Everyone wishing to retire somewhere in Nicaragua wants to know what the cost of living is in their desired retirement destination. The press has listed Nicaragua as one of the top retirement destinations for many reasons, including the quality of life you will have and the cost of living. Adding to this are the benefits the Nicaraguan government has promoted to assist people retiring in Nicaragua.


Like any other place in the world, the cost of living varies from city to city and area. If you wish to live in Managua, your cost of living is going to be higher than, say, if you went to live in Matagalpa, Granada or San Juan del Sur. Housing or rent will be cheaper or more expensive depending on where you want to live. Of course, you can live for as cheap or as expensively as you want; it all depends on your pocket book. Many retirees surveyed say they live on an average monthly budget of $500 to $1,000 per month. Many Nicaraguans don’t earn much money and live on substantially less than this, but they are forced to live off the land and have very, very basic lifestyles. On average though, expect to pay about $800 a month for your expenses. If you need air conditioning, it will push your cost of living in Nicaragua up a few dollars more (electricity is very expensive in Nicaragua).

In some of the smaller towns of the north, you will pay only $100 to $400 US rent per month for a single family home. In the larger cities or beach communities, expect to pay anywhere from $300 to $1,000 per month for the same type of living accommodation. It all depends on your needs, your budgets and your tastes. The real estate market always changes, so it’s a little difficult to predict exactly what your rental payments will be. To rent a place in Granada will be about $400 for a small place. Whatever way you look at it, the rent is definitely cheaper in Nicaragua than in Europe or North America.

Food is definitely cheaper in Nicaragua and you will find an abundance of fresh tropical fruit and fresh seafood. This goes without saying, unless you want to buy imported foods. Your groceries will cost you about $225 a month for one person unless you want to eat imported foods. However, you can decrease your food budget if you only eat locally grown foods. Dining out will add to your food budget. If you stick to Nicaraguan cuisine when going out for dinner, this can be quite cheap. For example, seafood meal might cost you as much as $12.00 US.

The biggest cost of living expense in Nicaragua would have to be gasoline for your vehicle and electricity. Gasoline expenses are very difficult to predict considering the current events in the world. Taxis will cost you about $3.00 a trip, buses, including express buses between cities will cost around $1.50 to $2.00. Public transportation here in Nicaragua is definitely less expensive than elsewhere.

Telephone charges are higher than in North America.

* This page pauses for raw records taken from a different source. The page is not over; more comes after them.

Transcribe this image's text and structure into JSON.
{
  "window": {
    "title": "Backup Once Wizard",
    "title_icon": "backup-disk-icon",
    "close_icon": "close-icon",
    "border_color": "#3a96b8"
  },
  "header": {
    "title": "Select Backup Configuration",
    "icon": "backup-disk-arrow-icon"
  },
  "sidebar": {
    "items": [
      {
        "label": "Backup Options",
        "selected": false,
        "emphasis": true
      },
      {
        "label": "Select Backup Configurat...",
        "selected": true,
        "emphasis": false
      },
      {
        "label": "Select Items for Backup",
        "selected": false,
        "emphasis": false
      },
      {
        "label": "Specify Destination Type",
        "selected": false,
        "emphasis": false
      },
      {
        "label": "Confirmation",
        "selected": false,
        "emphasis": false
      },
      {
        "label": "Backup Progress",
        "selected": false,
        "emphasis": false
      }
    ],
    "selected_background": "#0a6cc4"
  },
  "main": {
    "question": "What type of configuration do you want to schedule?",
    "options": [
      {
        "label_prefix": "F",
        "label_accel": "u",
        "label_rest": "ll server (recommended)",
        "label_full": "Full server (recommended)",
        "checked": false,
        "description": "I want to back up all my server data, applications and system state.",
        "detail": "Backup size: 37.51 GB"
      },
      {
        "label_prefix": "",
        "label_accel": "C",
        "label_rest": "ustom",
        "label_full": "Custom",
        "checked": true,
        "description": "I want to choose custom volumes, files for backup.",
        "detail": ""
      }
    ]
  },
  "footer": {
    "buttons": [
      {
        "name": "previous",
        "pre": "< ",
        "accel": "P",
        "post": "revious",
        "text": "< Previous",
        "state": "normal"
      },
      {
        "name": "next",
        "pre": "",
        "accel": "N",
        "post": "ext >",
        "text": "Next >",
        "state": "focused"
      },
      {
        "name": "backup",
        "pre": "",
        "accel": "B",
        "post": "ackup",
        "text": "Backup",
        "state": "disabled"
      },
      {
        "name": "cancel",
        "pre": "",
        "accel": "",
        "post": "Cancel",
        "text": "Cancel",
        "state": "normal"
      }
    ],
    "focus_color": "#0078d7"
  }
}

Internet cafes will charge from $1.00 to $2.00 (5 cordobas) for an hour of internet access. Dialup internet is about $12.00 a month, high speed internet costs anywhere from $40 to $100 per month.

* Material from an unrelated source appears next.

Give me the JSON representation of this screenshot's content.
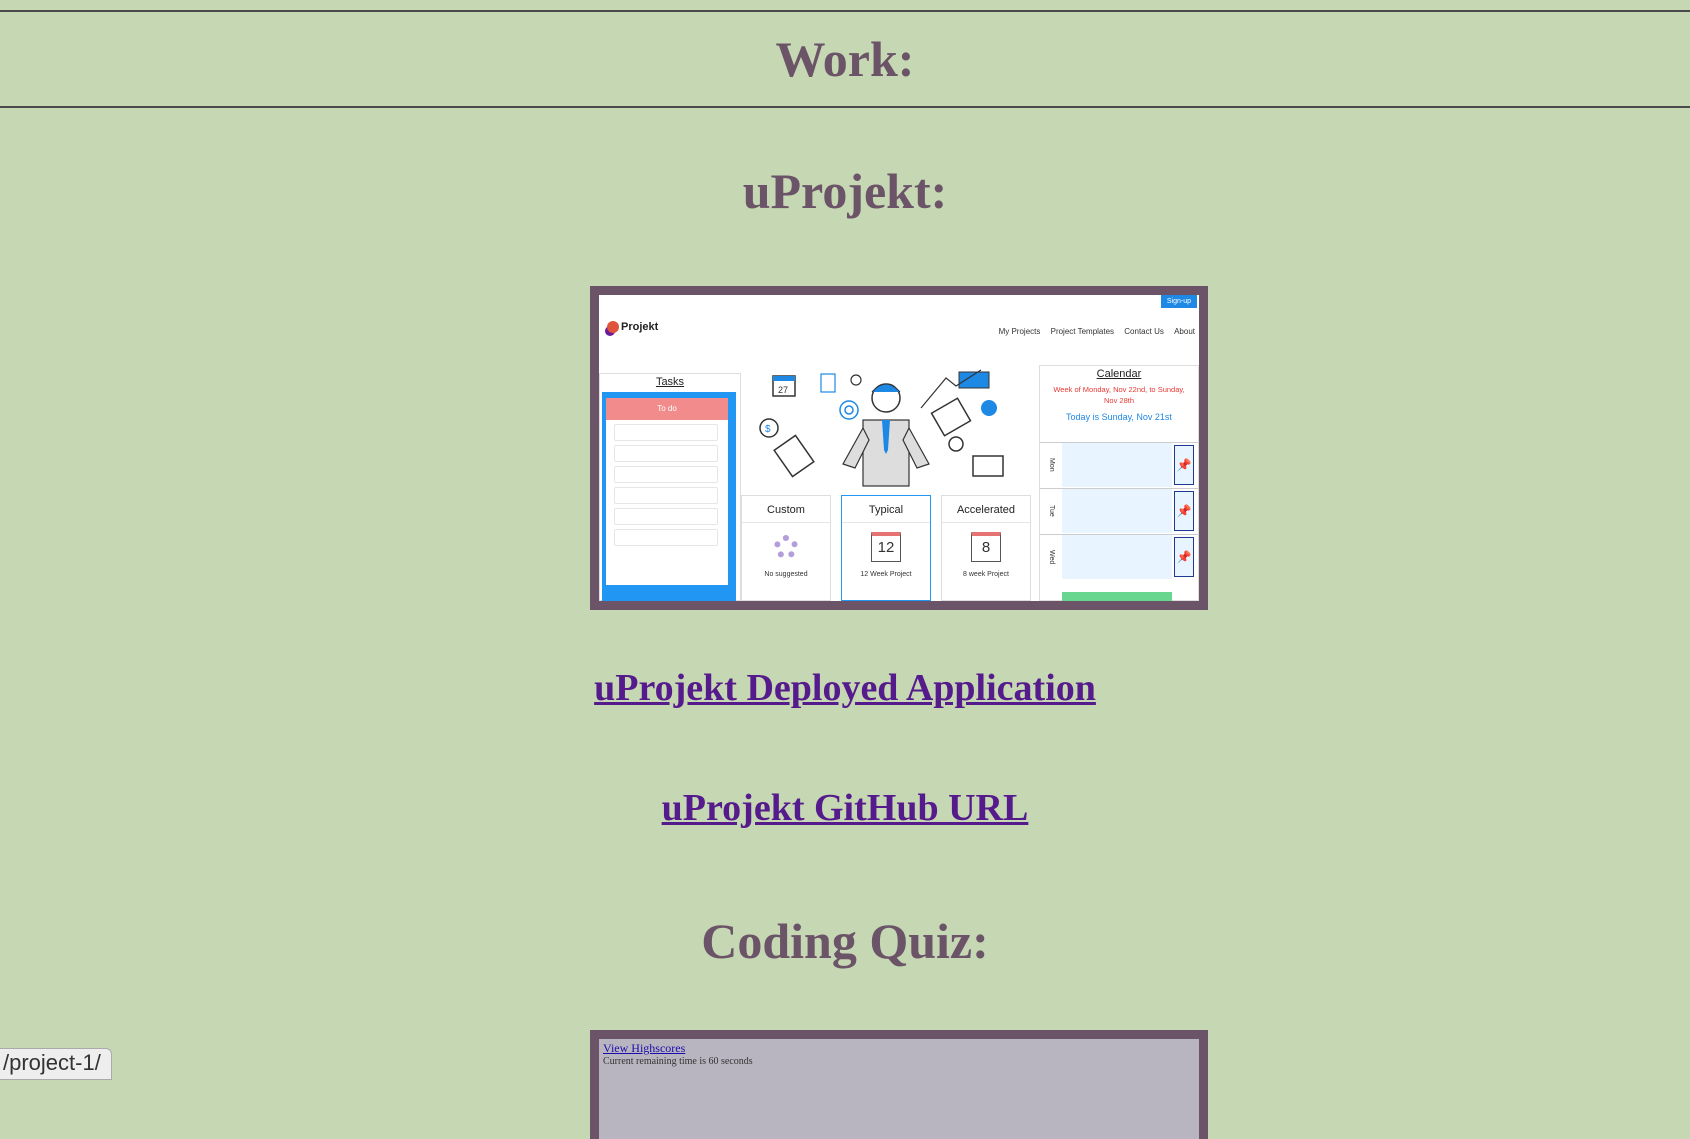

Entertainment is rather cheap compared to standards in North America. A movie ticket will be about $4.00. Drinking local beer and liquor is much cheaper than drinking imported brands of alcohol. Beer is about $0.50 and rum will fetch you $5.00 for a bottle. Budget yourself about $100 to $175 a month for entertainment and you will enjoy your leisure time in Nicaragua.

Hiring a maid or cook will cost about $100 a month. However, you then take on the responsibility as an employer for an employee and your employee has rights which you will have to abide by.

Medical care and medicine is cheaper in Nicaragua, something to consider, especially if you are American.

Overall, the cost of living is about 20% cheaper than in North America which is something to consider if you decide to retire in Nicaragua.